The Chemistry Education Office staff is responsible for administering the educational programs in the Department of Chemistry. Students can find answers to many questions about the undergraduate and graduate programs on the department website, and they are encouraged to stop by and see the staff in the office located in 6-205.
The student-run outreach programs in the Department of Chemistry aim to bring the excitement of chemical sciences to the community through lively demonstrations designed to illustrate a broad range of chemical principles. Graduate students visit science classes in high schools and middle schools in the Greater Boston area with a view to demystifying chemistry through hands-on experiments. ClubChem, an undergraduate chemistry organization, conducts Chemistry Magic Shows for elementary schools and youth programs in the Greater Boston area.
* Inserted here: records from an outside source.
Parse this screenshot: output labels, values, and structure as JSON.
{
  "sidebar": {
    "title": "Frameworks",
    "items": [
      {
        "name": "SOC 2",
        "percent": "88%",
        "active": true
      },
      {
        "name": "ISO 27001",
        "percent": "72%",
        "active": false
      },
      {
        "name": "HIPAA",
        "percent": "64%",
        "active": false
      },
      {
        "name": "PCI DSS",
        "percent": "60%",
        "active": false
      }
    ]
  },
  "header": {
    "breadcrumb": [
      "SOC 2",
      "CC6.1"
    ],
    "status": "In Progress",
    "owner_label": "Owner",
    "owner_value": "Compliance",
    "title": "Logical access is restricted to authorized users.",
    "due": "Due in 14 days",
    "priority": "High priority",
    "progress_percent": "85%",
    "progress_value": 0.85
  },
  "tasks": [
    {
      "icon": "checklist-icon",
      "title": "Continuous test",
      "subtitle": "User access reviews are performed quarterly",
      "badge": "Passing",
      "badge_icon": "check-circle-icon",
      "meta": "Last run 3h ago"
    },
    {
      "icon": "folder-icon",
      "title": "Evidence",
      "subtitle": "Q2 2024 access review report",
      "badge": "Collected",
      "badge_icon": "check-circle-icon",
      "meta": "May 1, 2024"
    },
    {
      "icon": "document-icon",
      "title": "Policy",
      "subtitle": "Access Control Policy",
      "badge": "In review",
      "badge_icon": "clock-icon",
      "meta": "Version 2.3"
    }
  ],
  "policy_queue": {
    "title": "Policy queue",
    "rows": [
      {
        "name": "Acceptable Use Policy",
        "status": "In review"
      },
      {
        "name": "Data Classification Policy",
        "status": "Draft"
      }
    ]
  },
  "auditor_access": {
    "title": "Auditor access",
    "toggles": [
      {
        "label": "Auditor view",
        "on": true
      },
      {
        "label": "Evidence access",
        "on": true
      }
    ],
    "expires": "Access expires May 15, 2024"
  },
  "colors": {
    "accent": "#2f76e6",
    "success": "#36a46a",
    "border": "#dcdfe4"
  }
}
Chemistry is truly the central science and underpins much of the efforts of scientists and engineers to improve life for humankind. MIT Chemistry is taking a leading role in discovering new chemical synthesis, catalysis, creating sustainable energy, theoretical and experimental understanding of chemistry at its most fundamental level, unraveling the biochemical complexities of natural systems, improving the environment, detecting and curing disease, developing materials new properties, and nanoscience.
Lippard Paper, "A subset of platinum-containing chemotherapeutic agents kills cells by inducing ribosome biogenesis stress" Published in Nature Medicine
February 28, 2017
A subset of platinum-containing chemotherapeutic agents kills cells by inducing ribosome biogenesis stress
Peter M Bruno,Yunpeng Liu,Ga Young Park,Junko Murai,Catherine E Koch,Timothy J Eisen,Justin R Pritchard,Yves Pommier,Stephen J Lippard& Michael T Hemann
Nature Medicine (2017)
Published online 27 February 2017
Cisplatin and its platinum analogs, carboplatin and oxaliplatin, are some of the most widely used cancer chemotherapeutics. Although cisplatin and carboplatin are used primarily in germ cell, breast and lung malignancies, oxaliplatin is instead used almost exclusively to treat colorectal and other gastrointestinal cancers. Here we utilize a unique, multi-platform genetic approach to study the mechanism of action of these clinically established platinum anti-cancer agents, as well as more recently developed cisplatin analogs. We show that oxaliplatin, unlike cisplatin and carboplatin, does not kill cells through the DNA-damage response. Rather, oxaliplatin kills cells by inducing ribosome biogenesis stress. This difference in drug mechanism explains the distinct clinical implementation of oxaliplatin relative to cisplatin, and it might enable mechanistically informed selection of distinct platinum drugs for distinct malignancies. These data highlight the functional diversity of core components of front-line cancer therapy and the potential benefits of applying a mechanism-based rationale to the use of our current arsenal of anti-cancer drugs.
Research in Professor Lippard's laboratory involves bioinorganic chemistry. The core activities include both structural and mechanistic studies of macromolecules as well as synthetic inorganic chemistry. The focus is on the synthesis, reactions, physical and structural properties of metal complexes as models for the active sites of metalloproteins and as anti-cancer drugs. Also included is extensive structural and mechanistic work on the natural systems themselves. A program in metalloneurochemistry is also in place.